Tag Archive | Dav Pilkey

Paperboy, by Dav Pilkey

Paperboy, by Dav Pilkey

Can an illustrator write a good story? The Paperboy knows that’s the wrong question to ask. Instead, the book shows some gorgeous illustrations, while its text just fills in the details. It’s a wonderful example of two art forms combining. Dav Pilkey illustrates his interpretation of a dark neighborhood seen by a newsboy – while Dav Pilkey the author contributes a story which weaves it all together

But it’s the illustrations that are really the star of this book. The title page shows a grey truck leaving the printing building on a dark night. There’s a beautiful two-page drawing of the empty field that truck will pass. Shades of green suggest gentle moonlight, and so do the softened edges on the houses. The sky has turned dark blue, but on the next two pages it’s becoming purple. And the truck parks by some rows of colorful houses which represent the sleeping city.

The paperboy sleeps with his dog – which gives the story a crucial warmth. The boy doesn’t want to get up, but the next page shows his room filled with his lamp’s yellow light. The sleepy boy shuffles alone past the rooms where his family is still sleeping. But at least his pet keeps him company, and the boy and his dog head to the kitchen “where they eat from their bowls.” There’s even a whole page about the dog view of the paper route. (“He knows which trees are for sniffing,” and “which birdbaths are for drinking,” and of course…which squirrels to chase!)

I think it’s a good story, because it captures the best lessons of the paperboy life: that even a child can shoulder a responsibility, and play a role in the neighborhood’s life. The boy puts rubber bands around the papers. And though it’s difficult to ride his bike, he manages. But there’s also a quiet celebration of the joys of being alone. Sometimes the paperboy thinks about big things, and sometimes he thinks about little things. And sometimes, “he is thinking about nothing at all.”

“All the world is asleep except for the paperboy and his dog. And this is the time when they are the happiest.” It’s the same lonely message that Robert Frost shares in his darkest poems. Unfortunately, “little by little, the world around them wakes up.” The sky turns a brilliant orange, and back home, he hears the sounds of his family waking up. But he crawls into his bed, and now carries the pride deep inside of him. He dreams that he’s flying back into the nighttime sky.

And his dog flies with him too.

Captain Underpants Comes to Boise

Captain Underpants and the Revolting Revenge of the Radioactive Robo Boxers

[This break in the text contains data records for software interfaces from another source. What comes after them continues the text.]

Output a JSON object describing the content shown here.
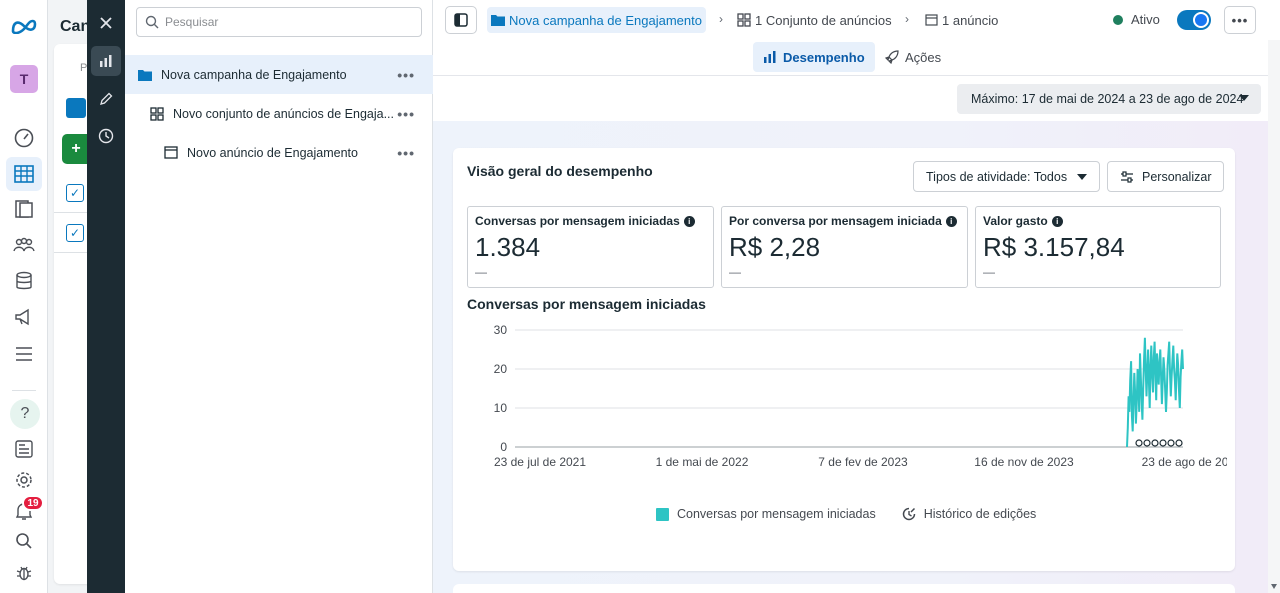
{
  "app": {
    "brand_icon": "meta-logo-icon"
  },
  "rail": {
    "avatar_letter": "T",
    "notifications_count": "19"
  },
  "background_panel": {
    "title": "Can",
    "placeholder_fragment": "P"
  },
  "tree": {
    "search_placeholder": "Pesquisar",
    "items": [
      {
        "label": "Nova campanha de Engajamento",
        "level": 0,
        "selected": true
      },
      {
        "label": "Novo conjunto de anúncios de Engaja...",
        "level": 1,
        "selected": false
      },
      {
        "label": "Novo anúncio de Engajamento",
        "level": 2,
        "selected": false
      }
    ]
  },
  "breadcrumb": {
    "campaign": "Nova campanha de Engajamento",
    "adset": "1 Conjunto de anúncios",
    "ad": "1 anúncio"
  },
  "status": {
    "label": "Ativo",
    "toggle_on": true
  },
  "tabs": {
    "performance": "Desempenho",
    "actions": "Ações"
  },
  "date_range": "Máximo: 17 de mai de 2024 a 23 de ago de 2024",
  "overview": {
    "title": "Visão geral do desempenho",
    "activity_filter": "Tipos de atividade: Todos",
    "customize": "Personalizar",
    "metrics": [
      {
        "label": "Conversas por mensagem iniciadas",
        "value": "1.384",
        "delta": "—"
      },
      {
        "label": "Por conversa por mensagem iniciada",
        "value": "R$ 2,28",
        "delta": "—"
      },
      {
        "label": "Valor gasto",
        "value": "R$ 3.157,84",
        "delta": "—"
      }
    ],
    "chart_title": "Conversas por mensagem iniciadas",
    "legend_series": "Conversas por mensagem iniciadas",
    "legend_history": "Histórico de edições"
  },
  "colors": {
    "accent": "#0a78be",
    "series": "#2ec4c4",
    "active_dot": "#1f7f5e",
    "badge": "#e41e3f"
  },
  "chart_data": {
    "type": "line",
    "title": "Conversas por mensagem iniciadas",
    "xlabel": "",
    "ylabel": "",
    "ylim": [
      0,
      30
    ],
    "yticks": [
      0,
      10,
      20,
      30
    ],
    "xtick_labels": [
      "23 de jul de 2021",
      "1 de mai de 2022",
      "7 de fev de 2023",
      "16 de nov de 2023",
      "23 de ago de 20"
    ],
    "grid": true,
    "legend_position": "bottom",
    "series": [
      {
        "name": "Conversas por mensagem iniciadas",
        "x_start": "2024-05-17",
        "x_end": "2024-08-23",
        "values": [
          0,
          5,
          13,
          9,
          17,
          22,
          8,
          4,
          12,
          19,
          14,
          6,
          11,
          20,
          16,
          9,
          24,
          18,
          12,
          7,
          15,
          22,
          28,
          20,
          13,
          19,
          25,
          17,
          10,
          21,
          26,
          18,
          14,
          23,
          27,
          19,
          12,
          24,
          20,
          16,
          22,
          25,
          18,
          11,
          17,
          23,
          20,
          15,
          9,
          14,
          21,
          24,
          27,
          19,
          13,
          18,
          22,
          26,
          20,
          17,
          12,
          19,
          24,
          21,
          15,
          10,
          18,
          22,
          25,
          20
        ]
      }
    ]
  }
}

This is pretty exciting. Scholastic Inc. held a big contest this month, and over 3,000 librarians entered for a chance to win it. The prize? An in-person visit from Dav Pilkey, the author of the popular Captain Underpants series. The winner? A small public library in Boise, Idaho. And then pandemonium broke out…

“Word of the author’s visit isn’t just a schoolyard rumor,” reported the Boise Weekly.

“It spread like wildfire,” a Boise librarian told the newspaper. They’d actually stopped some of the event’s publicity, because the news was already spreading like a virus.

“I had never seen such buzz about an event in Boise…” remembers a friend in Boise. “Later, I read that people waited in line for three hours, and some were turned away!” A librarian later told him that over 1,500 people converged on the library! Fortunately, my friend arrived early, bringing his two children for a special treat, and they ended up being among the first 20 people in line.

Captain Underpants comes to Boise

So what was the famous author like in person? “He was awesome and chatted with the kids, drawing little sketches in each of the kid’s books.” Ironically, Dav Pilkey began his doodling as a fidgety kid in elementary school, according to the article in Boise Weekly. As a grown-up, he turned that experience into a series about two elementary students who ultimately convert their doodles into a photocopied comic strip, showing how they helped fight supervillains with the help of Captain Underpants. And now all across America, students are drawing their own comic strips, which ultimately find their way to Dav Pilkey (who gives them an appreciative nod).

“I didn’t want the book to be a story about a superhero,” he tells the newsweekly. “I really wanted it to be about a kid or two kids who just didn’t fit in with school.” fact, some parents still complain about the book’s rowdy tone, and according to the American Library Association, it was last year’s #1 target for book-banning campaigns — receiving even more complaints than 50 Shades of Grey. But Pilkey shares the other side of the story with the Boise newspaper, saying that some parents actually get emotional as they tell him their children love reading now — thanks in part to his funny books.

And seated at a public library in Boise, he tried to return some of the love. Rather than just giving a talk, he requested a chance to sit down and meet individually with the children, autographing their books — and often adding another doodles. “That really makes book-signing worthwhile for me, that personal connection,” he said.

Captain Underpants - Dav Pilkey autograph

“I’m very honored to have this job. It feels like, in some silly way, my books are making a difference.”